Work required: The word to find is "content". State how many lines below contain it, giving only the number.

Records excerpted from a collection
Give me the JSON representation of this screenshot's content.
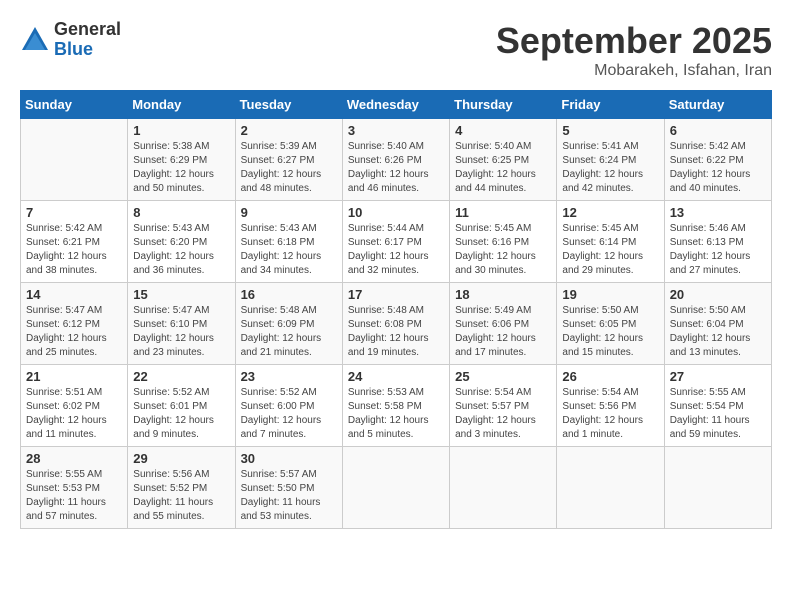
{
  "logo": {
    "general": "General",
    "blue": "Blue"
  },
  "title": "September 2025",
  "location": "Mobarakeh, Isfahan, Iran",
  "headers": [
    "Sunday",
    "Monday",
    "Tuesday",
    "Wednesday",
    "Thursday",
    "Friday",
    "Saturday"
  ],
  "weeks": [
    [
      {
        "day": "",
        "info": ""
      },
      {
        "day": "1",
        "info": "Sunrise: 5:38 AM\nSunset: 6:29 PM\nDaylight: 12 hours\nand 50 minutes."
      },
      {
        "day": "2",
        "info": "Sunrise: 5:39 AM\nSunset: 6:27 PM\nDaylight: 12 hours\nand 48 minutes."
      },
      {
        "day": "3",
        "info": "Sunrise: 5:40 AM\nSunset: 6:26 PM\nDaylight: 12 hours\nand 46 minutes."
      },
      {
        "day": "4",
        "info": "Sunrise: 5:40 AM\nSunset: 6:25 PM\nDaylight: 12 hours\nand 44 minutes."
      },
      {
        "day": "5",
        "info": "Sunrise: 5:41 AM\nSunset: 6:24 PM\nDaylight: 12 hours\nand 42 minutes."
      },
      {
        "day": "6",
        "info": "Sunrise: 5:42 AM\nSunset: 6:22 PM\nDaylight: 12 hours\nand 40 minutes."
      }
    ],
    [
      {
        "day": "7",
        "info": "Sunrise: 5:42 AM\nSunset: 6:21 PM\nDaylight: 12 hours\nand 38 minutes."
      },
      {
        "day": "8",
        "info": "Sunrise: 5:43 AM\nSunset: 6:20 PM\nDaylight: 12 hours\nand 36 minutes."
      },
      {
        "day": "9",
        "info": "Sunrise: 5:43 AM\nSunset: 6:18 PM\nDaylight: 12 hours\nand 34 minutes."
      },
      {
        "day": "10",
        "info": "Sunrise: 5:44 AM\nSunset: 6:17 PM\nDaylight: 12 hours\nand 32 minutes."
      },
      {
        "day": "11",
        "info": "Sunrise: 5:45 AM\nSunset: 6:16 PM\nDaylight: 12 hours\nand 30 minutes."
      },
      {
        "day": "12",
        "info": "Sunrise: 5:45 AM\nSunset: 6:14 PM\nDaylight: 12 hours\nand 29 minutes."
      },
      {
        "day": "13",
        "info": "Sunrise: 5:46 AM\nSunset: 6:13 PM\nDaylight: 12 hours\nand 27 minutes."
      }
    ],
    [
      {
        "day": "14",
        "info": "Sunrise: 5:47 AM\nSunset: 6:12 PM\nDaylight: 12 hours\nand 25 minutes."
      },
      {
        "day": "15",
        "info": "Sunrise: 5:47 AM\nSunset: 6:10 PM\nDaylight: 12 hours\nand 23 minutes."
      },
      {
        "day": "16",
        "info": "Sunrise: 5:48 AM\nSunset: 6:09 PM\nDaylight: 12 hours\nand 21 minutes."
      },
      {
        "day": "17",
        "info": "Sunrise: 5:48 AM\nSunset: 6:08 PM\nDaylight: 12 hours\nand 19 minutes."
      },
      {
        "day": "18",
        "info": "Sunrise: 5:49 AM\nSunset: 6:06 PM\nDaylight: 12 hours\nand 17 minutes."
      },
      {
        "day": "19",
        "info": "Sunrise: 5:50 AM\nSunset: 6:05 PM\nDaylight: 12 hours\nand 15 minutes."
      },
      {
        "day": "20",
        "info": "Sunrise: 5:50 AM\nSunset: 6:04 PM\nDaylight: 12 hours\nand 13 minutes."
      }
    ],
    [
      {
        "day": "21",
        "info": "Sunrise: 5:51 AM\nSunset: 6:02 PM\nDaylight: 12 hours\nand 11 minutes."
      },
      {
        "day": "22",
        "info": "Sunrise: 5:52 AM\nSunset: 6:01 PM\nDaylight: 12 hours\nand 9 minutes."
      },
      {
        "day": "23",
        "info": "Sunrise: 5:52 AM\nSunset: 6:00 PM\nDaylight: 12 hours\nand 7 minutes."
      },
      {
        "day": "24",
        "info": "Sunrise: 5:53 AM\nSunset: 5:58 PM\nDaylight: 12 hours\nand 5 minutes."
      },
      {
        "day": "25",
        "info": "Sunrise: 5:54 AM\nSunset: 5:57 PM\nDaylight: 12 hours\nand 3 minutes."
      },
      {
        "day": "26",
        "info": "Sunrise: 5:54 AM\nSunset: 5:56 PM\nDaylight: 12 hours\nand 1 minute."
      },
      {
        "day": "27",
        "info": "Sunrise: 5:55 AM\nSunset: 5:54 PM\nDaylight: 11 hours\nand 59 minutes."
      }
    ],
    [
      {
        "day": "28",
        "info": "Sunrise: 5:55 AM\nSunset: 5:53 PM\nDaylight: 11 hours\nand 57 minutes."
      },
      {
        "day": "29",
        "info": "Sunrise: 5:56 AM\nSunset: 5:52 PM\nDaylight: 11 hours\nand 55 minutes."
      },
      {
        "day": "30",
        "info": "Sunrise: 5:57 AM\nSunset: 5:50 PM\nDaylight: 11 hours\nand 53 minutes."
      },
      {
        "day": "",
        "info": ""
      },
      {
        "day": "",
        "info": ""
      },
      {
        "day": "",
        "info": ""
      },
      {
        "day": "",
        "info": ""
      }
    ]
  ]
}
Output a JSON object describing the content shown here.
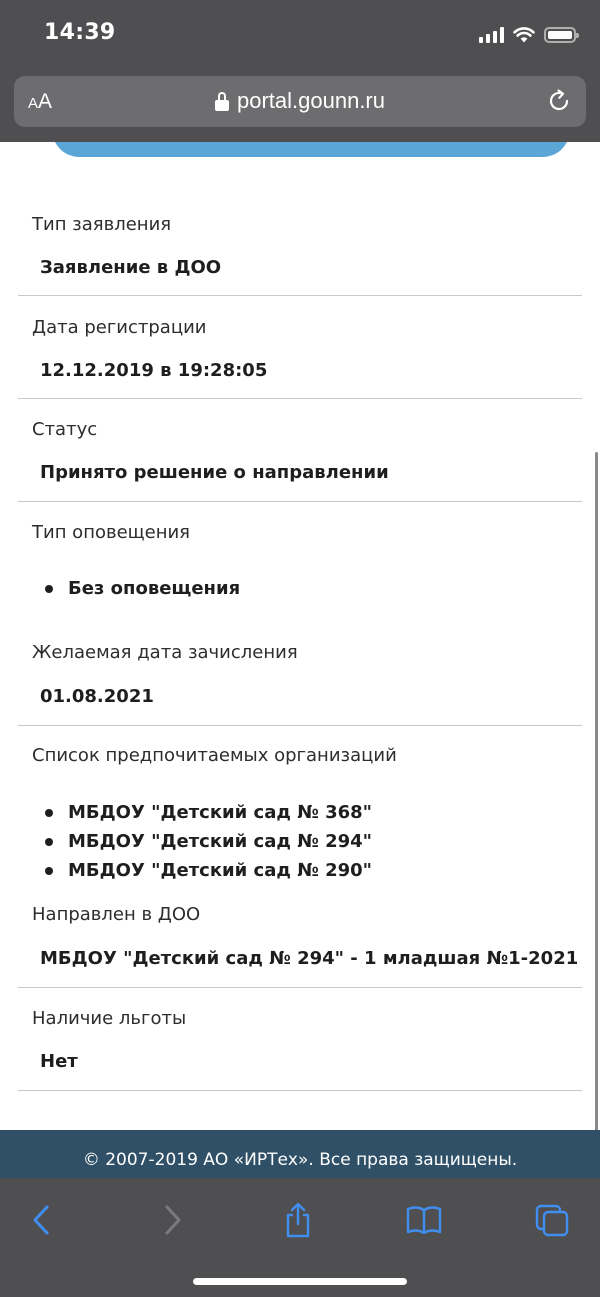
{
  "status_bar": {
    "time": "14:39",
    "icons": [
      "cellular-signal-icon",
      "wifi-icon",
      "battery-icon"
    ]
  },
  "address_bar": {
    "text_size_small": "A",
    "text_size_big": "A",
    "url": "portal.gounn.ru",
    "icons": [
      "lock-icon",
      "reload-icon"
    ]
  },
  "application": {
    "fields": [
      {
        "label": "Тип заявления",
        "value": "Заявление в ДОО"
      },
      {
        "label": "Дата регистрации",
        "value": "12.12.2019 в 19:28:05"
      },
      {
        "label": "Статус",
        "value": "Принято решение о направлении"
      },
      {
        "label": "Тип оповещения",
        "values": [
          "Без оповещения"
        ]
      },
      {
        "label": "Желаемая дата зачисления",
        "value": "01.08.2021"
      },
      {
        "label": "Список предпочитаемых организаций",
        "values": [
          "МБДОУ \"Детский сад № 368\"",
          "МБДОУ \"Детский сад № 294\"",
          "МБДОУ \"Детский сад № 290\""
        ]
      },
      {
        "label": "Направлен в ДОО",
        "value": "МБДОУ \"Детский сад № 294\" - 1 младшая №1-2021"
      },
      {
        "label": "Наличие льготы",
        "value": "Нет"
      }
    ]
  },
  "footer": {
    "copyright": "© 2007-2019 АО «ИРТех». Все права защищены."
  },
  "toolbar": {
    "buttons": [
      "back-icon",
      "forward-icon",
      "share-icon",
      "bookmarks-icon",
      "tabs-icon"
    ]
  },
  "colors": {
    "browser_chrome": "#4f4f51",
    "address_bar": "#6d6d70",
    "accent_blue": "#5aa6d6",
    "footer": "#2f5066",
    "toolbar_icon": "#3f8ef0",
    "toolbar_icon_disabled": "#7a7a7c"
  }
}
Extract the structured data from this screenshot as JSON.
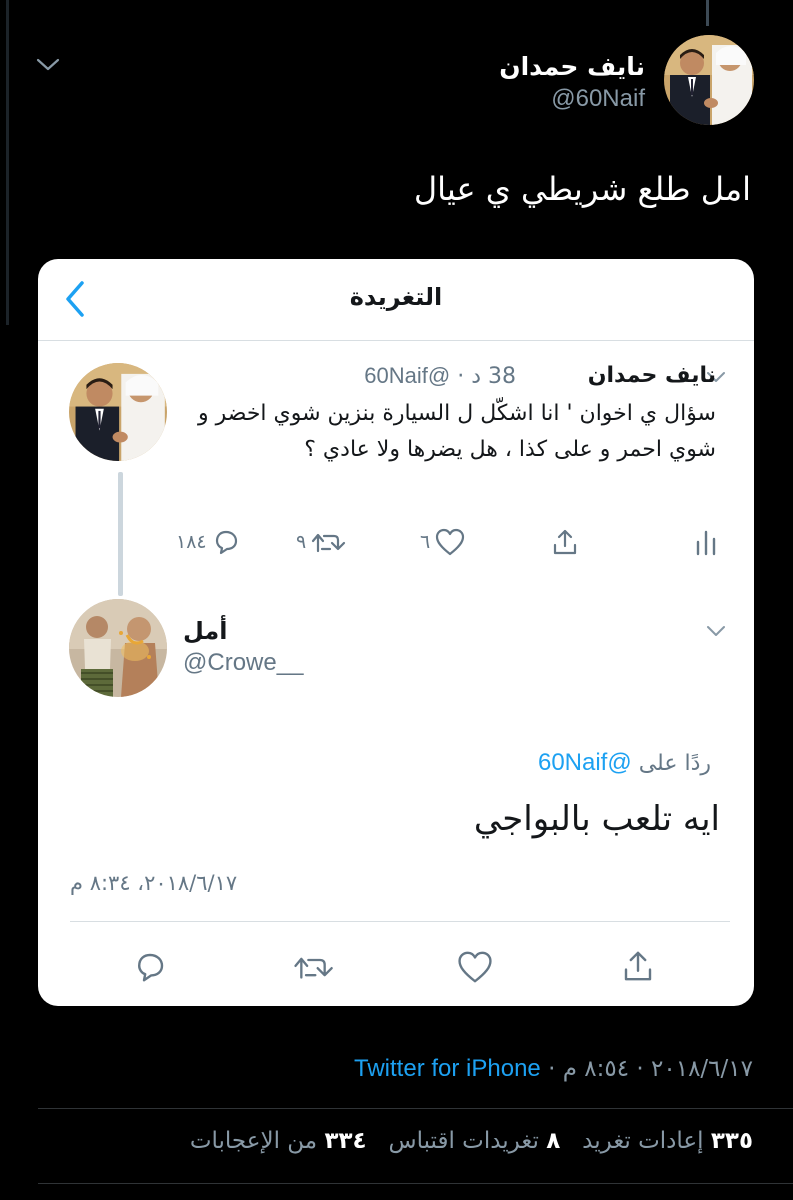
{
  "tweet": {
    "author_name": "نايف حمدان",
    "author_handle": "@60Naif",
    "text": "امل طلع شريطي ي عيال",
    "timestamp": "٢٠١٨/٦/١٧ · ٨:٥٤ م",
    "source": "Twitter for iPhone",
    "stats": {
      "retweets_count": "٣٣٥",
      "retweets_label": "إعادات تغريد",
      "quotes_count": "٨",
      "quotes_label": "تغريدات اقتباس",
      "likes_count": "٣٣٤",
      "likes_label": "من الإعجابات"
    }
  },
  "screenshot": {
    "title": "التغريدة",
    "quoted": {
      "name": "نايف حمدان",
      "handle": "@60Naif",
      "time_ago": "38 د",
      "text": "سؤال ي اخوان ' انا اشكّل ل السيارة بنزين شوي اخضر و شوي احمر و على كذا ، هل يضرها ولا عادي ؟",
      "replies": "١٨٤",
      "retweets": "٩",
      "likes": "٦"
    },
    "reply": {
      "name": "أمل",
      "handle": "@Crowe__",
      "reply_to_label": "ردًا على",
      "reply_to_handle": "@60Naif",
      "text": "ايه تلعب بالبواجي",
      "timestamp": "٢٠١٨/٦/١٧، ٨:٣٤ م"
    }
  },
  "colors": {
    "background": "#000000",
    "accent": "#1da1f2",
    "muted": "#8899a6",
    "card": "#ffffff"
  },
  "icons": [
    "chevron-down-icon",
    "back-arrow-icon",
    "reply-icon",
    "retweet-icon",
    "like-icon",
    "share-icon",
    "analytics-icon"
  ]
}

Result of this exercise: 2